As unpleasant as it may be, it is important to address issues such as these while you are healthy. You owe it to yourself and your loved ones to learn about your options and to take steps to ensure that you receive the care you desire if you’re ever unable to ask for it.
Understanding Advance Health Care Directives
An advance health care directive is also known as a living will. It is a legal document that outlines what medical care you want and what you don’t want in case you become injured or ill to the point where you cannot speak for yourself.
A living will includes descriptions of:
- Resuscitation Treatments. What kinds of life-sustaining treatments would you want? Such options include resuscitation (CPR) and receiving an organ donation.
- Medicines. What medicines you would want? You may wish to specify whether you’d want antibiotics or chemotherapy in case of a life-threatening illness.
- Life Support. Would you want to be kept alive with food and water by artificial means (tube feeding) or not?
Health Care Proxy
It’s also prudent to appoint a health care proxy in your advance health care directive and grant them medical power of attorney to make medical decisions for you in the event that you cannot. The benefit of a proxy is that they can work with your doctors to decide what care you will receive as your situation develops and changes. This is essential since it will be hard for you to anticipate every possible medical situation when you’re developing your directive.
Be sure to appoint a proxy you trust, who agrees to follow your wishes, lives near you, and is able to confidently advocate your cause with doctors.
Why You Need a Living Will
In our modern age of medicine where doctors have the technology to keep your body alive for years in a vegetative state, it isn’t an overstatement to say that everyone needs a living will.

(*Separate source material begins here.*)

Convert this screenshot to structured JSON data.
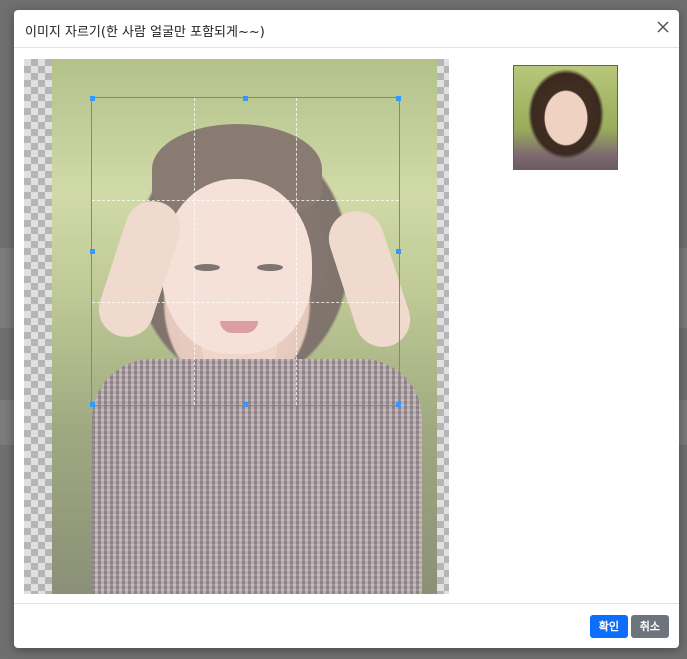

In fact, if you have to check into a hospital for a surgical procedure, don’t be surprised if the admitting staff asks if you have one.
Just imagine that you’ve been in a horrible accident and are rendered permanently unconscious. Would you want every effort to be made to keep your body alive? How long would you want to have medical intervention? As hard as it is to face these questions, consider what your spouse or family will endure if they have to make these decisions for you. You’ll be doing yourself and your loved ones a favor by creating a document that fully explains the care you want.

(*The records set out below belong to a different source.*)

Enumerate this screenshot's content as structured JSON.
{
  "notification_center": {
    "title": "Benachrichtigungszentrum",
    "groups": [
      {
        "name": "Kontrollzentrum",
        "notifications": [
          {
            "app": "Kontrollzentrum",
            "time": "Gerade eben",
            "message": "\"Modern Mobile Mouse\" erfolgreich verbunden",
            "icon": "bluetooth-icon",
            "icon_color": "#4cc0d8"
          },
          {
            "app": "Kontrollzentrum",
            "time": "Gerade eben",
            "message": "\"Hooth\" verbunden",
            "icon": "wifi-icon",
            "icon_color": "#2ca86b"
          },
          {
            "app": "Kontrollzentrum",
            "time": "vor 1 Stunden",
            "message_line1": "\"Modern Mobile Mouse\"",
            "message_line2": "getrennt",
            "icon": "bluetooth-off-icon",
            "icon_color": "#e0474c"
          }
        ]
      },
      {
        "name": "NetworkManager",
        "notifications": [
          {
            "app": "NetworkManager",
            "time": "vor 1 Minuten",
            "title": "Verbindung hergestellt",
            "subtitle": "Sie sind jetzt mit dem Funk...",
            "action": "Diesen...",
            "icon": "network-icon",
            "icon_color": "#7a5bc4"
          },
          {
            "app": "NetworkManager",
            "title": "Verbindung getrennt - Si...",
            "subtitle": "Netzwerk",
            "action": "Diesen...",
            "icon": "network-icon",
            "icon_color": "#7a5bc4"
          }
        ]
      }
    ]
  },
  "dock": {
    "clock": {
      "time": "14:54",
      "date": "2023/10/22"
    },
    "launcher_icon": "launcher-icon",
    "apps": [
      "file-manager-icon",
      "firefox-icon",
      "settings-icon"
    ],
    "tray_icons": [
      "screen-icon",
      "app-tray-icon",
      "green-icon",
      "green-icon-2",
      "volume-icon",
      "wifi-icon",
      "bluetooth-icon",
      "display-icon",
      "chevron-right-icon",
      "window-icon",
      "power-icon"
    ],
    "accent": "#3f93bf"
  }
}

What Are the Downsides?
There really are no disadvantages. Creating an advance health care directive is relatively simple and doesn’t have to cost you anything. Plus, having a directive does not mean that doctors will skimp on your care or that they will “pull the plug” prematurely. The existence of a living will simply helps to ensure that the care you receive is what you would want, and that you won’t be forced to endure medical procedures contrary to your wishes.
The directive only goes into effect at the point that you become unable to communicate for yourself. In addition, medical procedures must be carried out by your doctor with at least one additional doctor in agreement.
Creating a Living Will
An attorney can create your directive along with your will, but you can do it yourself for free using online resources like LegalZoom. Alternatively, you may be able to get forms from your local bar association or hospital. Just be sure to use a resource that follows the laws of your state.
Altering Your Living Will
You may modify your directive at any time. Just obtain new forms and complete them following the same process as you did before. Be sure to let your family, attorney, proxy, and doctor know that there has been a change, and make sure they each have a new copy.
Discussing With Family
All of your estate planning could be for naught unless you include your loved ones in the process. They need to know what you have decided, how you came to your decision, and why. It’s important that they agree to follow your wishes, even if they disagree with you. They will be more likely to do so if they have heard it from your own mouth.
End-of-life care issues are among the unpleasant but necessary tasks that responsible adults must consider and plan for. The process of creating your advance health care directive will help you clarify what’s most important to you, and may give you a sense of control over an aspect of life that is largely beyond your control. Moreover, creating your advance health care directive could lift a huge and unnecessary burden off your family and loved ones.
Have you taken any steps to ensure that you receive the health care you want if you become incapacitated?